The panel will need to come off, of course, but that's no big deal. Just remember to work carefully and wrap your panel tool in a clean cloth to prevent scratches.
You'll need a pair of pliers to remove the four self-threading nuts that hold the speaker in place. These could be quite snug, so be patient here as well. You'll need these nuts to attach the new speakers, and you don't want to strip them during the removal process.
Tools needed: Panel tool, pliers
Getting to the sub, on the other hand, involves some work (Crutchfield Research Photo)
Bass in your Saturn Sky
The Sky's rear subwoofer, an 8" model mounted behind the passenger seat on the rear "wall" of the interior, is an interesting case.
Removing the sub involves a lot of small steps, and it looks kind of daunting when viewed in list form on the Crutchfield MasterSheet. It really isn't as bad as it looks, though, since you're basically prying out trim panels and retaining clips.
Even so, it still might not be worth the time and effort involved. Due to mounting depth issues, only a few aftermarket subs fit in this opening, so your options are limited.
A wiring harness is not available, so you'll either need to splice the wires or make connections using PosiProducts connectors. You new sub will most likely need more power than the OEM sub, so you'll want to add a new amplifier. Helpfully, the factory amp is also located on the Sky's rear interior wall.
Like most two-seat sports cars, the Sky offers little in the way of free space. With a mere 20" W x 9" H x 12"/4" D to work with — and that's with the top UP — your best bet for even bigger bass is a compact powered subwoofer. A very small sub will produce thump and should fit neatly into the trunk. Just remember that with the top up, you have very little trunk space in this car. When it's down, you have almost none.

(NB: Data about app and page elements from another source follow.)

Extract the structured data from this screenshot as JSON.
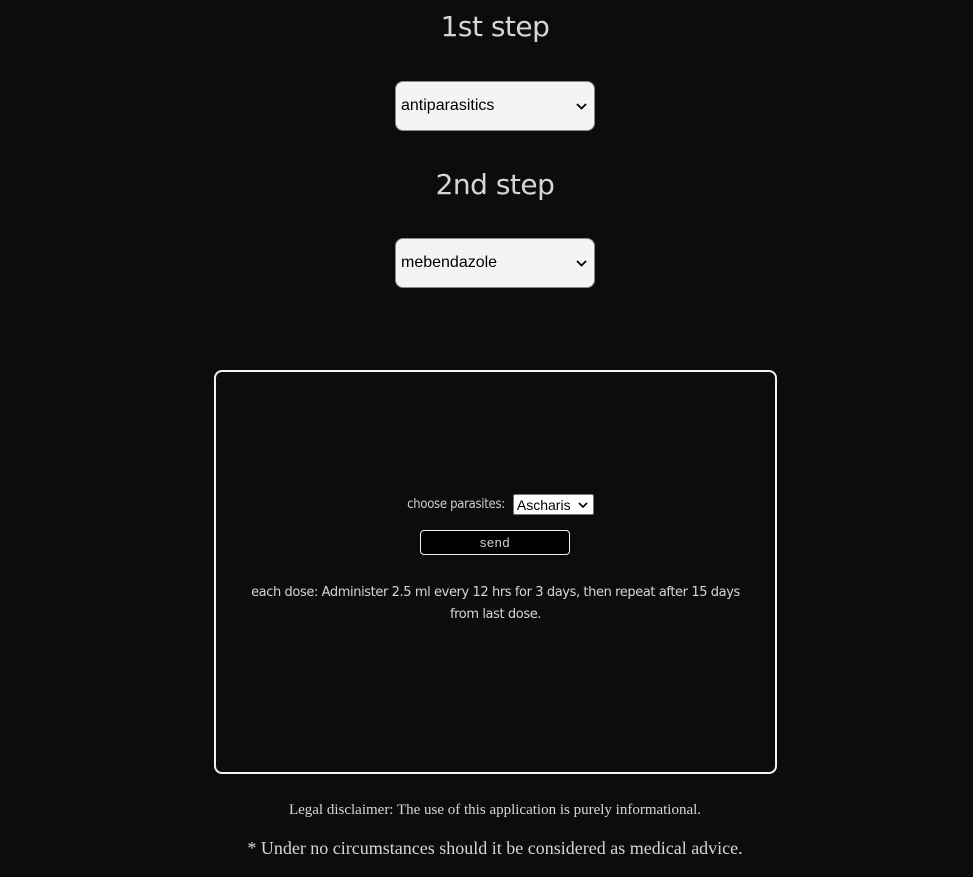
{
  "step1": {
    "title": "1st step",
    "selected": "antiparasitics"
  },
  "step2": {
    "title": "2nd step",
    "selected": "mebendazole"
  },
  "card": {
    "parasite_label": "choose parasites:",
    "parasite_selected": "Ascharis",
    "send_label": "send",
    "dose_text": "each dose: Administer 2.5 ml every 12 hrs for 3 days, then repeat after 15 days from last dose."
  },
  "disclaimer": {
    "line1": "Legal disclaimer: The use of this application is purely informational.",
    "line2": "* Under no circumstances should it be considered as medical advice."
  },
  "icons": {
    "select_arrow": "chevron-down-icon"
  },
  "colors": {
    "background": "#0c0c0c",
    "text": "#d6d6d6",
    "card_border": "#f2f2f2",
    "select_bg": "#f4f4f4"
  }
}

Tools needed: Panel tool, Phillips screwdriver, socket wrench, 10mm deep socket, 8mm socket, Phillips screwdriver
Other options for your Sky

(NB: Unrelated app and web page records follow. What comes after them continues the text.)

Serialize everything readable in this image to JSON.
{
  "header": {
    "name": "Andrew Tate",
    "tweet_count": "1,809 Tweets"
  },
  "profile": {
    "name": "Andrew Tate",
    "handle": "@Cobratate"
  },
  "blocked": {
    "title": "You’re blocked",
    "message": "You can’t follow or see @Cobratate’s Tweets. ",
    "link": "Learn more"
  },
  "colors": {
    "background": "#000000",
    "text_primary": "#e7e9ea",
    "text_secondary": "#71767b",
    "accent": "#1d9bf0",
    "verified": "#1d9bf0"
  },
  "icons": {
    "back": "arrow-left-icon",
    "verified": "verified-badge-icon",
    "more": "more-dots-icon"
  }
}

There are lots of things you can do to make your Sky into an even more enjoyable ride. Here are few ideas:
A set of inexpensive foam baffles can help you get the most out of your new set of speakers. These soft, water-resistant baffles compress easily within the doors, forming a seal that reduces panel vibration and improves sound. If you cut a hole in the bottom of the baffle, or remove the entire bottom, you'll maintain good bass response while still protecting your speaker.

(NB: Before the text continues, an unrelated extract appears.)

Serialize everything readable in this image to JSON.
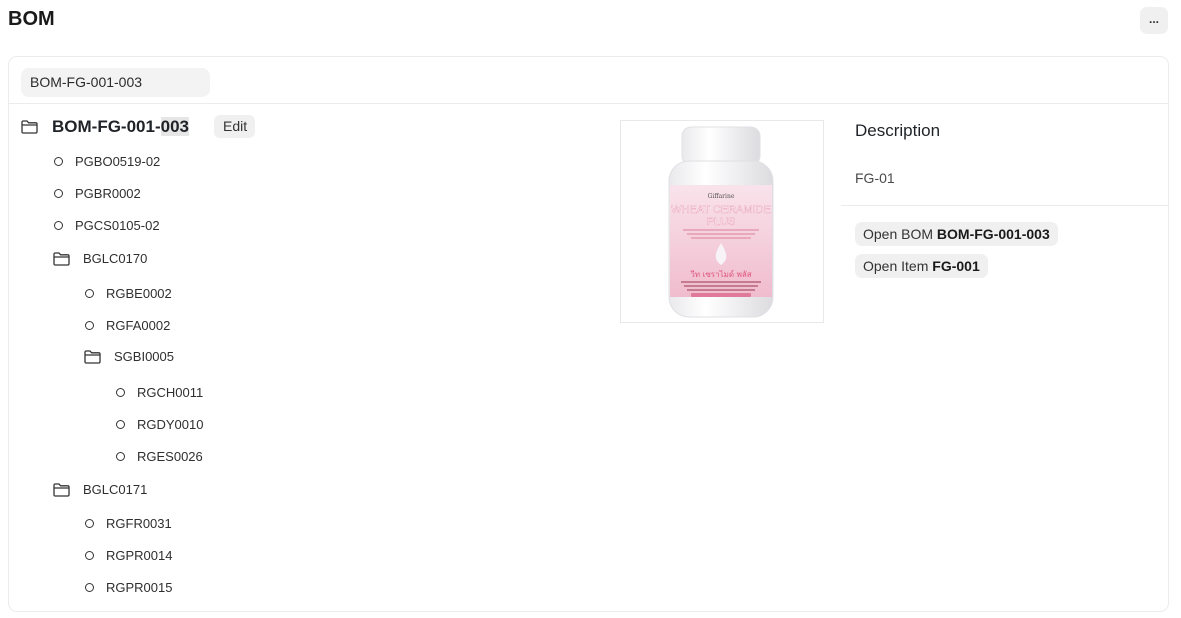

Like most drop-tops, the Sky lets in a good bit of road noise. If you're serious about sound, installing Dynamat in your doors will help keep noise and rattles to a minimum and allow you to enjoy your new stereo to the fullest. If you add a sub, you'll also want to line the top of the trunk.
Though we're definitely not collector car experts, our gut tells us that the Sky just might have some long-range investment potential. It's difficult to gauge the future availability of spare parts, but "new old stock" radios could be hard to find, especially for an "orphan brand" like Saturn. So, if you replace your Sky's factory radio and/or speakers, hang onto them. You can always put them back when it's time to sell the car.
If you don't want to replace the factory equipment at all, but still want to enjoy great sound while you're enjoying your car, we offer a wide variety of adapters that will allow you to use an iPod, MP3 player, or satellite radio with the Sky's factory audio system.
Installing a security system in your Sky isn't easy (security systems rarely are), but it's less complicated than it could be. Our Crutchfield Advisors can help figure out what you need to get the job done, but we usually recommend taking your car and new gear to a professional installer.
Find the audio gear that fits your car or truck
Visit our Outfit My Car page and enter your vehicle information to see stereos, speakers, subs, and other audio accessories that will work in your vehicle.